In light of this knowledge gap, The Institute of World Politics is launching Cyber Statecraft, an introductory cyber-centric course that will form the core of a larger IWP Cyber Statecraft program. The first four-credit course will be taught this summer.
“This initial Cyber Statecraft course will present the importance of the cyber domain, a relatively new frontier whose significance cannot be overstated, and for which a broader and deeper understanding is necessary if tomorrow’s strategic thinkers are to operate effectively,” says Professor S. John Tsagronis, who is teaching the course.
“Because the U.S. government and private corporate sector are fundamentally reliant upon cyberspace, it is impossible to overstate the importance of the cyberspace domain to the security of the United States,” according to Tsagronis.
Cyber Statecraft will examine the history and evolution of the technologies, laws, and policies that today shape the cyber environment, as well as the many threats–current and emerging–that affect the security of the United States. Particular attention will be given to understanding how crises can create opportunities for prudent statesmen to advance U.S. cyber security interests. Case studies of cyber operations are presented so students can both appreciate the real-world challenges of bringing theories into practice and better understand what some are now calling the “Cool War.”
For more about the Cyber Statecraft course, click here.

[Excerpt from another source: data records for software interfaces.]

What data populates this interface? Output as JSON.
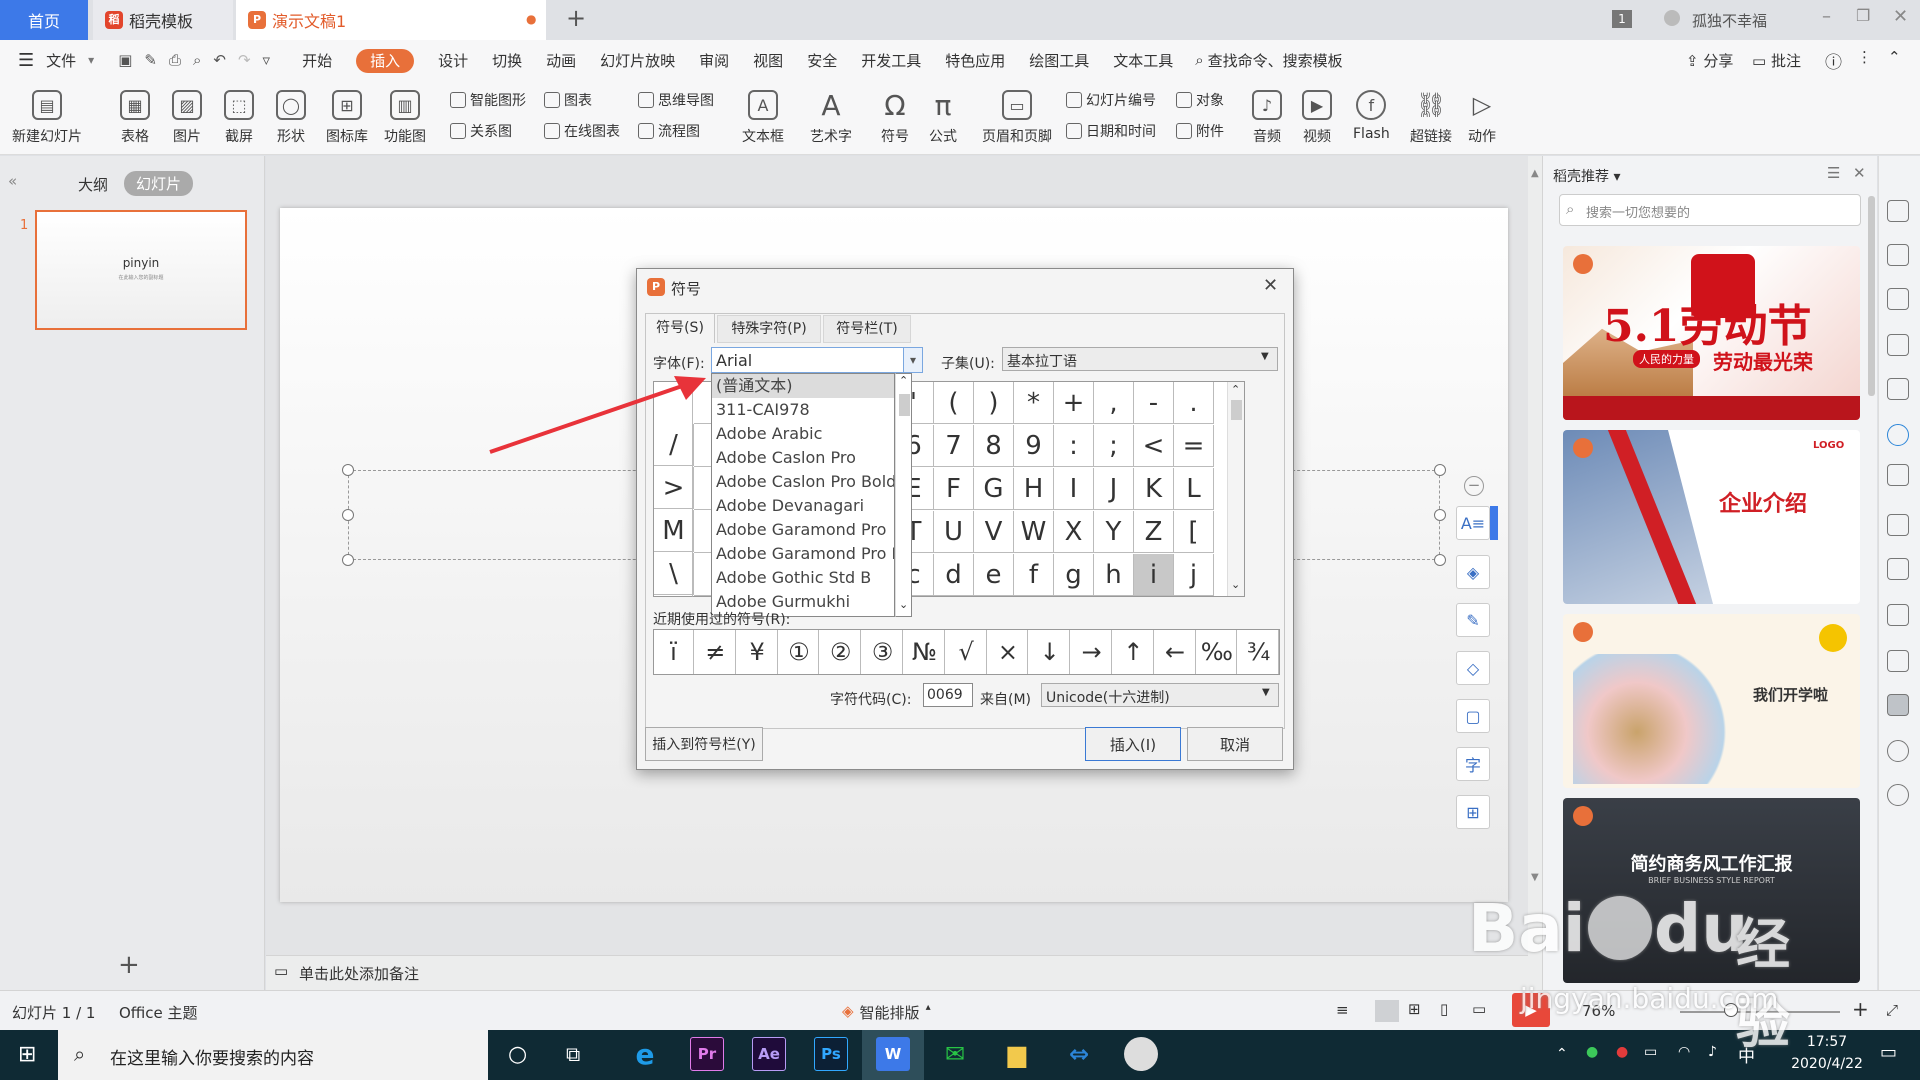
{
  "tabs": {
    "home": "首页",
    "template": "稻壳模板",
    "doc": "演示文稿1",
    "user": "孤独不幸福",
    "badge": "1",
    "add": "+"
  },
  "menu": {
    "file": "文件",
    "items": [
      "开始",
      "插入",
      "设计",
      "切换",
      "动画",
      "幻灯片放映",
      "审阅",
      "视图",
      "安全",
      "开发工具",
      "特色应用",
      "绘图工具",
      "文本工具"
    ],
    "active": "插入",
    "search": "查找命令、搜索模板",
    "share": "分享",
    "comment": "批注"
  },
  "ribbon": {
    "big": [
      "新建幻灯片",
      "表格",
      "图片",
      "截屏",
      "形状",
      "图标库",
      "功能图",
      "文本框",
      "艺术字",
      "符号",
      "公式",
      "页眉和页脚",
      "音频",
      "视频",
      "Flash",
      "超链接",
      "动作"
    ],
    "small": [
      "智能图形",
      "图表",
      "关系图",
      "在线图表",
      "思维导图",
      "流程图",
      "幻灯片编号",
      "对象",
      "日期和时间",
      "附件"
    ]
  },
  "left_panel": {
    "tab_outline": "大纲",
    "tab_slides": "幻灯片",
    "slide_number": "1",
    "thumb_title": "pinyin",
    "thumb_subtitle": "在此输入您的副标题",
    "add": "+"
  },
  "notes": "单击此处添加备注",
  "dialog": {
    "title": "符号",
    "tabs": [
      "符号(S)",
      "特殊字符(P)",
      "符号栏(T)"
    ],
    "font_label": "字体(F):",
    "font_value": "Arial",
    "subset_label": "子集(U):",
    "subset_value": "基本拉丁语",
    "font_list": [
      "(普通文本)",
      "311-CAI978",
      "Adobe Arabic",
      "Adobe Caslon Pro",
      "Adobe Caslon Pro Bold",
      "Adobe Devanagari",
      "Adobe Garamond Pro",
      "Adobe Garamond Pro Bold",
      "Adobe Gothic Std B",
      "Adobe Gurmukhi"
    ],
    "grid_left": [
      "/",
      ">",
      "M",
      "\\"
    ],
    "grid_rows": [
      [
        "'",
        "(",
        ")",
        "*",
        "+",
        ",",
        "-",
        "."
      ],
      [
        "6",
        "7",
        "8",
        "9",
        ":",
        ";",
        "<",
        "="
      ],
      [
        "E",
        "F",
        "G",
        "H",
        "I",
        "J",
        "K",
        "L"
      ],
      [
        "T",
        "U",
        "V",
        "W",
        "X",
        "Y",
        "Z",
        "["
      ],
      [
        "c",
        "d",
        "e",
        "f",
        "g",
        "h",
        "i",
        "j"
      ]
    ],
    "selected_symbol": "i",
    "recent_label": "近期使用过的符号(R):",
    "recent": [
      "ï",
      "≠",
      "¥",
      "①",
      "②",
      "③",
      "№",
      "√",
      "×",
      "↓",
      "→",
      "↑",
      "←",
      "‰",
      "¾"
    ],
    "char_code_label": "字符代码(C):",
    "char_code": "0069",
    "from_label": "来自(M)",
    "from_value": "Unicode(十六进制)",
    "btn_insert_bar": "插入到符号栏(Y)",
    "btn_insert": "插入(I)",
    "btn_cancel": "取消"
  },
  "right_panel": {
    "title": "稻壳推荐",
    "search_placeholder": "搜索一切您想要的",
    "templates": [
      {
        "title": "5.1劳动节",
        "subtitle": "劳动最光荣",
        "tag": "人民的力量"
      },
      {
        "title": "企业介绍",
        "logo": "LOGO"
      },
      {
        "title": "我们开学啦"
      },
      {
        "title": "简约商务风工作汇报",
        "subtitle": "BRIEF BUSINESS STYLE REPORT"
      }
    ]
  },
  "status": {
    "slide": "幻灯片 1 / 1",
    "theme": "Office 主题",
    "smart": "智能排版",
    "zoom": "76%"
  },
  "taskbar": {
    "search": "在这里输入你要搜索的内容",
    "time": "17:57",
    "date": "2020/4/22",
    "ime": "中"
  },
  "watermark": {
    "brand": "Bai",
    "brand2": "du",
    "cn": "经验",
    "url": "jingyan.baidu.com"
  },
  "colors": {
    "accent": "#e8703a",
    "home_tab": "#3d79e8",
    "arrow": "#e8333a"
  }
}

The summer term runs from June 3 to July 26. Applications for this course from new students will be accepted on a space-available basis through May 3.